Stored data:
--- START ---

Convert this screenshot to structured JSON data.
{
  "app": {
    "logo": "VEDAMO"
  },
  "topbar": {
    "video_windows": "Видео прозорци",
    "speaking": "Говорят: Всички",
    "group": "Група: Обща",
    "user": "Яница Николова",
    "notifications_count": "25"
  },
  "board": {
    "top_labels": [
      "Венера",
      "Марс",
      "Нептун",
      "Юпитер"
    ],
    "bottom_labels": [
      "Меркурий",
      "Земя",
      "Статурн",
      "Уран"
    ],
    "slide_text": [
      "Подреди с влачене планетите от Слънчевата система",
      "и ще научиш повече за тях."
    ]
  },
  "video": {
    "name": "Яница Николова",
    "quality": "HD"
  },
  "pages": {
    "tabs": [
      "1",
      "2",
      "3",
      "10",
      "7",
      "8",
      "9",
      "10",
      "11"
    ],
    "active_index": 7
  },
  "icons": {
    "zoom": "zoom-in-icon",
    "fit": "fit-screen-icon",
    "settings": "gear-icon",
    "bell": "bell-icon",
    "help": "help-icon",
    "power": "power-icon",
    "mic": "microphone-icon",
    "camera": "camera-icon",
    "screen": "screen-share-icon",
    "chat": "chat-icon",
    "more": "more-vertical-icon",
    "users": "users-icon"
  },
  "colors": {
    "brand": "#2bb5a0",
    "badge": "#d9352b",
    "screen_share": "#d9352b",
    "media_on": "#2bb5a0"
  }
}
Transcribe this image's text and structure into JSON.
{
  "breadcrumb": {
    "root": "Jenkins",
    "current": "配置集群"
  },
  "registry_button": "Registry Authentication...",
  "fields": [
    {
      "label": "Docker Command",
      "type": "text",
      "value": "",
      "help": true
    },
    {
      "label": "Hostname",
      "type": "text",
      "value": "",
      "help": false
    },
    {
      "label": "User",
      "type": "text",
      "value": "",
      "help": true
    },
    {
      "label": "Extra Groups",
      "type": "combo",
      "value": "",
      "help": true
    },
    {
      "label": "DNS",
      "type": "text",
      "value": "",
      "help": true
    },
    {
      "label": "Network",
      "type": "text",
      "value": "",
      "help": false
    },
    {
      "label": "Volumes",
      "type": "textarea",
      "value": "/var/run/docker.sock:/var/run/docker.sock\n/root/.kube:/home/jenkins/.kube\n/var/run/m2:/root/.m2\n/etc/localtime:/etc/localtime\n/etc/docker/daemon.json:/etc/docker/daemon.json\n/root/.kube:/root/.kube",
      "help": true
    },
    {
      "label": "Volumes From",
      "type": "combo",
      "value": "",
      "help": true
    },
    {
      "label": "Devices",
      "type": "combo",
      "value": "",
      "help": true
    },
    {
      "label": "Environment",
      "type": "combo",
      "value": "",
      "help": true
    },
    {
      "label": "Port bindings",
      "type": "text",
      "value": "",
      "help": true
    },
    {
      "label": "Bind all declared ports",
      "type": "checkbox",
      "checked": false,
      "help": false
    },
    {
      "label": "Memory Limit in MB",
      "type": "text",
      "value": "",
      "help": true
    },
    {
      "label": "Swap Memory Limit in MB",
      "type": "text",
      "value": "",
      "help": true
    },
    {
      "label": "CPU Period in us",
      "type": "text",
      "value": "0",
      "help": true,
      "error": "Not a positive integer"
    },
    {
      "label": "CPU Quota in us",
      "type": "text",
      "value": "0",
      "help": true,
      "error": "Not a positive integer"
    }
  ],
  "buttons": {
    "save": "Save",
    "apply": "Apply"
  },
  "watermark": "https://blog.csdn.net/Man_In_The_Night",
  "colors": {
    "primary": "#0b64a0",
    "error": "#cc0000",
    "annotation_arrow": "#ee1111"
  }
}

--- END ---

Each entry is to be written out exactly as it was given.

Convert this screenshot to structured JSON data.
{
  "app": {
    "logo": "VEDAMO"
  },
  "topbar": {
    "video_windows": "Видео прозорци",
    "speaking": "Говорят: Всички",
    "group": "Група: Обща",
    "user": "Яница Николова",
    "notifications_count": "25"
  },
  "board": {
    "top_labels": [
      "Венера",
      "Марс",
      "Нептун",
      "Юпитер"
    ],
    "bottom_labels": [
      "Меркурий",
      "Земя",
      "Статурн",
      "Уран"
    ],
    "slide_text": [
      "Подреди с влачене планетите от Слънчевата система",
      "и ще научиш повече за тях."
    ]
  },
  "video": {
    "name": "Яница Николова",
    "quality": "HD"
  },
  "pages": {
    "tabs": [
      "1",
      "2",
      "3",
      "10",
      "7",
      "8",
      "9",
      "10",
      "11"
    ],
    "active_index": 7
  },
  "icons": {
    "zoom": "zoom-in-icon",
    "fit": "fit-screen-icon",
    "settings": "gear-icon",
    "bell": "bell-icon",
    "help": "help-icon",
    "power": "power-icon",
    "mic": "microphone-icon",
    "camera": "camera-icon",
    "screen": "screen-share-icon",
    "chat": "chat-icon",
    "more": "more-vertical-icon",
    "users": "users-icon"
  },
  "colors": {
    "brand": "#2bb5a0",
    "badge": "#d9352b",
    "screen_share": "#d9352b",
    "media_on": "#2bb5a0"
  }
}
Transcribe this image's text and structure into JSON.
{
  "breadcrumb": {
    "root": "Jenkins",
    "current": "配置集群"
  },
  "registry_button": "Registry Authentication...",
  "fields": [
    {
      "label": "Docker Command",
      "type": "text",
      "value": "",
      "help": true
    },
    {
      "label": "Hostname",
      "type": "text",
      "value": "",
      "help": false
    },
    {
      "label": "User",
      "type": "text",
      "value": "",
      "help": true
    },
    {
      "label": "Extra Groups",
      "type": "combo",
      "value": "",
      "help": true
    },
    {
      "label": "DNS",
      "type": "text",
      "value": "",
      "help": true
    },
    {
      "label": "Network",
      "type": "text",
      "value": "",
      "help": false
    },
    {
      "label": "Volumes",
      "type": "textarea",
      "value": "/var/run/docker.sock:/var/run/docker.sock\n/root/.kube:/home/jenkins/.kube\n/var/run/m2:/root/.m2\n/etc/localtime:/etc/localtime\n/etc/docker/daemon.json:/etc/docker/daemon.json\n/root/.kube:/root/.kube",
      "help": true
    },
    {
      "label": "Volumes From",
      "type": "combo",
      "value": "",
      "help": true
    },
    {
      "label": "Devices",
      "type": "combo",
      "value": "",
      "help": true
    },
    {
      "label": "Environment",
      "type": "combo",
      "value": "",
      "help": true
    },
    {
      "label": "Port bindings",
      "type": "text",
      "value": "",
      "help": true
    },
    {
      "label": "Bind all declared ports",
      "type": "checkbox",
      "checked": false,
      "help": false
    },
    {
      "label": "Memory Limit in MB",
      "type": "text",
      "value": "",
      "help": true
    },
    {
      "label": "Swap Memory Limit in MB",
      "type": "text",
      "value": "",
      "help": true
    },
    {
      "label": "CPU Period in us",
      "type": "text",
      "value": "0",
      "help": true,
      "error": "Not a positive integer"
    },
    {
      "label": "CPU Quota in us",
      "type": "text",
      "value": "0",
      "help": true,
      "error": "Not a positive integer"
    }
  ],
  "buttons": {
    "save": "Save",
    "apply": "Apply"
  },
  "watermark": "https://blog.csdn.net/Man_In_The_Night",
  "colors": {
    "primary": "#0b64a0",
    "error": "#cc0000",
    "annotation_arrow": "#ee1111"
  }
}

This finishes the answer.